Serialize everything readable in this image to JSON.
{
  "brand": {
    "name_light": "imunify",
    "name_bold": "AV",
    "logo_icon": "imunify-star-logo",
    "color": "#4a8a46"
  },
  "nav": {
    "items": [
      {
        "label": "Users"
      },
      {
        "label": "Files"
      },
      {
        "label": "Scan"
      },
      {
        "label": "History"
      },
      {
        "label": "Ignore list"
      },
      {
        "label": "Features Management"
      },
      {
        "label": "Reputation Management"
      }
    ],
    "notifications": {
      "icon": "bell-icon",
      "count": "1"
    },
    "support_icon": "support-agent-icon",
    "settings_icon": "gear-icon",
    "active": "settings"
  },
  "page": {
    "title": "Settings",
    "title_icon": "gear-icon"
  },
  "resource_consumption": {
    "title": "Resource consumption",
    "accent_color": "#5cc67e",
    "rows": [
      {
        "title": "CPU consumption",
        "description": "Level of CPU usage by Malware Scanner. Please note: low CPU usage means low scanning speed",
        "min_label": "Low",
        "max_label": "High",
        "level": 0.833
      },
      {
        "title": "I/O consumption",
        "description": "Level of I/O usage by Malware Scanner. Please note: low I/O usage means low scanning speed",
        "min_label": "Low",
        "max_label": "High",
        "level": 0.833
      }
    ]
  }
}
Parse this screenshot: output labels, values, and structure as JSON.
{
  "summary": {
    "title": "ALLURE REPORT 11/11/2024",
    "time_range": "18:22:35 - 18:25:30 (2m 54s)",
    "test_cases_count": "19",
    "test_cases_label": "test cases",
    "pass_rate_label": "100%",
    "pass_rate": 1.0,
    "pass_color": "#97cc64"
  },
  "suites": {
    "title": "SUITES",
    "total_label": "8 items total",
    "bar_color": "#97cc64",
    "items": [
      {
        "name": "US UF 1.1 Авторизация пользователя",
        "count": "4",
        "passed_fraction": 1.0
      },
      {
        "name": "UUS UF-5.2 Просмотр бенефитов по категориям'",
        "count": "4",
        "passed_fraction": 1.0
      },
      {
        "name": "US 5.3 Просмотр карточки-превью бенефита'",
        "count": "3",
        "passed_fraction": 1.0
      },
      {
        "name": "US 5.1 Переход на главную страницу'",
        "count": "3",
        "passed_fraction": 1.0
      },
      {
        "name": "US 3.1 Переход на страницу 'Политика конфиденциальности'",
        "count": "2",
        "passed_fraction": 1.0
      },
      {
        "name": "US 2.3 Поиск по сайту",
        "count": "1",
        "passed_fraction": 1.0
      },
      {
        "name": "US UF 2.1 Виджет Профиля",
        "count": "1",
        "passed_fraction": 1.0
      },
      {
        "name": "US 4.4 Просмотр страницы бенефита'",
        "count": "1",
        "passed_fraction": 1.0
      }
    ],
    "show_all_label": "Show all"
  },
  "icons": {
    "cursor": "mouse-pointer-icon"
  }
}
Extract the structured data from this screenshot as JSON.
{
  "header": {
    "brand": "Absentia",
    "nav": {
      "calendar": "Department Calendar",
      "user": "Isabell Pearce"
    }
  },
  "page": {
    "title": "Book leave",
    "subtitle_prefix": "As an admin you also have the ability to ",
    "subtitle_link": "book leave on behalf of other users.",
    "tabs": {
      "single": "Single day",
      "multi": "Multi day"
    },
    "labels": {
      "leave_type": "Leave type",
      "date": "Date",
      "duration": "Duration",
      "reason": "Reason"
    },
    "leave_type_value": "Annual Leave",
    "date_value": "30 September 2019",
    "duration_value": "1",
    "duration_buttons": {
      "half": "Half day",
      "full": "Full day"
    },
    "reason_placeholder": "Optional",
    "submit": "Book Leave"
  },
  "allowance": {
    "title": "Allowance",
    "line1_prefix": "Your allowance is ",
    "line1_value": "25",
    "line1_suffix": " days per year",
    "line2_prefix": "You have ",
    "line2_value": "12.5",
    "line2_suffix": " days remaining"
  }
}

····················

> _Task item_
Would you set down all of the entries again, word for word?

> _Solved exercise_
Serialize everything readable in this image to JSON.
{
  "brand": {
    "name_light": "imunify",
    "name_bold": "AV",
    "logo_icon": "imunify-star-logo",
    "color": "#4a8a46"
  },
  "nav": {
    "items": [
      {
        "label": "Users"
      },
      {
        "label": "Files"
      },
      {
        "label": "Scan"
      },
      {
        "label": "History"
      },
      {
        "label": "Ignore list"
      },
      {
        "label": "Features Management"
      },
      {
        "label": "Reputation Management"
      }
    ],
    "notifications": {
      "icon": "bell-icon",
      "count": "1"
    },
    "support_icon": "support-agent-icon",
    "settings_icon": "gear-icon",
    "active": "settings"
  },
  "page": {
    "title": "Settings",
    "title_icon": "gear-icon"
  },
  "resource_consumption": {
    "title": "Resource consumption",
    "accent_color": "#5cc67e",
    "rows": [
      {
        "title": "CPU consumption",
        "description": "Level of CPU usage by Malware Scanner. Please note: low CPU usage means low scanning speed",
        "min_label": "Low",
        "max_label": "High",
        "level": 0.833
      },
      {
        "title": "I/O consumption",
        "description": "Level of I/O usage by Malware Scanner. Please note: low I/O usage means low scanning speed",
        "min_label": "Low",
        "max_label": "High",
        "level": 0.833
      }
    ]
  }
}
Parse this screenshot: output labels, values, and structure as JSON.
{
  "summary": {
    "title": "ALLURE REPORT 11/11/2024",
    "time_range": "18:22:35 - 18:25:30 (2m 54s)",
    "test_cases_count": "19",
    "test_cases_label": "test cases",
    "pass_rate_label": "100%",
    "pass_rate": 1.0,
    "pass_color": "#97cc64"
  },
  "suites": {
    "title": "SUITES",
    "total_label": "8 items total",
    "bar_color": "#97cc64",
    "items": [
      {
        "name": "US UF 1.1 Авторизация пользователя",
        "count": "4",
        "passed_fraction": 1.0
      },
      {
        "name": "UUS UF-5.2 Просмотр бенефитов по категориям'",
        "count": "4",
        "passed_fraction": 1.0
      },
      {
        "name": "US 5.3 Просмотр карточки-превью бенефита'",
        "count": "3",
        "passed_fraction": 1.0
      },
      {
        "name": "US 5.1 Переход на главную страницу'",
        "count": "3",
        "passed_fraction": 1.0
      },
      {
        "name": "US 3.1 Переход на страницу 'Политика конфиденциальности'",
        "count": "2",
        "passed_fraction": 1.0
      },
      {
        "name": "US 2.3 Поиск по сайту",
        "count": "1",
        "passed_fraction": 1.0
      },
      {
        "name": "US UF 2.1 Виджет Профиля",
        "count": "1",
        "passed_fraction": 1.0
      },
      {
        "name": "US 4.4 Просмотр страницы бенефита'",
        "count": "1",
        "passed_fraction": 1.0
      }
    ],
    "show_all_label": "Show all"
  },
  "icons": {
    "cursor": "mouse-pointer-icon"
  }
}
Extract the structured data from this screenshot as JSON.
{
  "header": {
    "brand": "Absentia",
    "nav": {
      "calendar": "Department Calendar",
      "user": "Isabell Pearce"
    }
  },
  "page": {
    "title": "Book leave",
    "subtitle_prefix": "As an admin you also have the ability to ",
    "subtitle_link": "book leave on behalf of other users.",
    "tabs": {
      "single": "Single day",
      "multi": "Multi day"
    },
    "labels": {
      "leave_type": "Leave type",
      "date": "Date",
      "duration": "Duration",
      "reason": "Reason"
    },
    "leave_type_value": "Annual Leave",
    "date_value": "30 September 2019",
    "duration_value": "1",
    "duration_buttons": {
      "half": "Half day",
      "full": "Full day"
    },
    "reason_placeholder": "Optional",
    "submit": "Book Leave"
  },
  "allowance": {
    "title": "Allowance",
    "line1_prefix": "Your allowance is ",
    "line1_value": "25",
    "line1_suffix": " days per year",
    "line2_prefix": "You have ",
    "line2_value": "12.5",
    "line2_suffix": " days remaining"
  }
}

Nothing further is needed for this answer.